The Cabildo Museum
Jackson Square – New Orleans, LA
History – The Cabildo Museum is the sister building of the Presbytere, which bracket the world famous St. Louis Cathedral. These three historic icons are the heart of the French Quarter in Jackson Square in New Orleans, Louisiana. After the original building was destroyed by the Great Fire of 1788, it was rebuilt in 1794 and the structure remains today. The city council which resided in the building at the time was referred to as the “Illustrious Cabildo,” and the building adopted their name. The Cabildo is most famous for being the site of the signing of the Louisiana Purchase in 1803. The structure was also home to the Louisiana Supreme Court from 1868-1910. It was the site of several major United States court cases including Plessy v. Ferguson, which established the law of “separate but equal.” In 1911, the building was purchased by the state and remains today as a museum dedicated to the history of Louisiana.
The Lathan Company performed a complete exterior renovation of the Cabildo’s sister building, Presbytere, in 2004-2005. Shortly after finishing the project, Hurricane Katrina struck the city of New Orleans. Cabildo, the elder of the two buildings, did not fare as well as Presbytere when the storm hit. While Presbytere’s newly completed slate roof received no damage, Cabildo sustained substantial damage to its roof. Because of the outstanding performance with the Presbytere, the Lathan Company was selected to restore the damaged slates, copper flashings and gutter systems around each of the decorative dormers on the Cabildo. Lathan’s restorations assures that the Cabildo will be ready to withstand the next hurricane.
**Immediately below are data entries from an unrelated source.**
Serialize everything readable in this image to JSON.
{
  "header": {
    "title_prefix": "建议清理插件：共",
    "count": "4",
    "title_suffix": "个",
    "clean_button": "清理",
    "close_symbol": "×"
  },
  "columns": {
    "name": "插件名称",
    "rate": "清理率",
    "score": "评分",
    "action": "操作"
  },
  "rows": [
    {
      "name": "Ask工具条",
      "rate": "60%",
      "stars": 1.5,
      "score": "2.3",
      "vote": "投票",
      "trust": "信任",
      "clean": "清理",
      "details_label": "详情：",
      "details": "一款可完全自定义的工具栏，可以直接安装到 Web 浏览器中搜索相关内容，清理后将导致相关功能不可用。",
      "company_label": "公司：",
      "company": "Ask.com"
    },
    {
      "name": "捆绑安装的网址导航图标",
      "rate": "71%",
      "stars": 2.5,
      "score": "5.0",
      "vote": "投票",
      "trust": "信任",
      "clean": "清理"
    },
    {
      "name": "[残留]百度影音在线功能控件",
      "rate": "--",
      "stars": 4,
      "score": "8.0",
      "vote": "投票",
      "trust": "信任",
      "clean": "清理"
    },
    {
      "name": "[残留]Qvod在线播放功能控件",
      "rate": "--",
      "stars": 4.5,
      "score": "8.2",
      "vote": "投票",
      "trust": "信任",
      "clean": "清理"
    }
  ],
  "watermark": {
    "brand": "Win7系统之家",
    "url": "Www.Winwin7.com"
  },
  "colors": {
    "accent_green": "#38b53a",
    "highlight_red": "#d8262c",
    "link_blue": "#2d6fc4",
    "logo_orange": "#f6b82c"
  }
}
With the completion of the Cabildo roof repairs in 2007, Lathan now has completed restoration of three of the five historic structures (Upper Pontalba, Cabildo Museum, & Presbytere Museum) which surround Jackson Square in the heart of the French Quarter.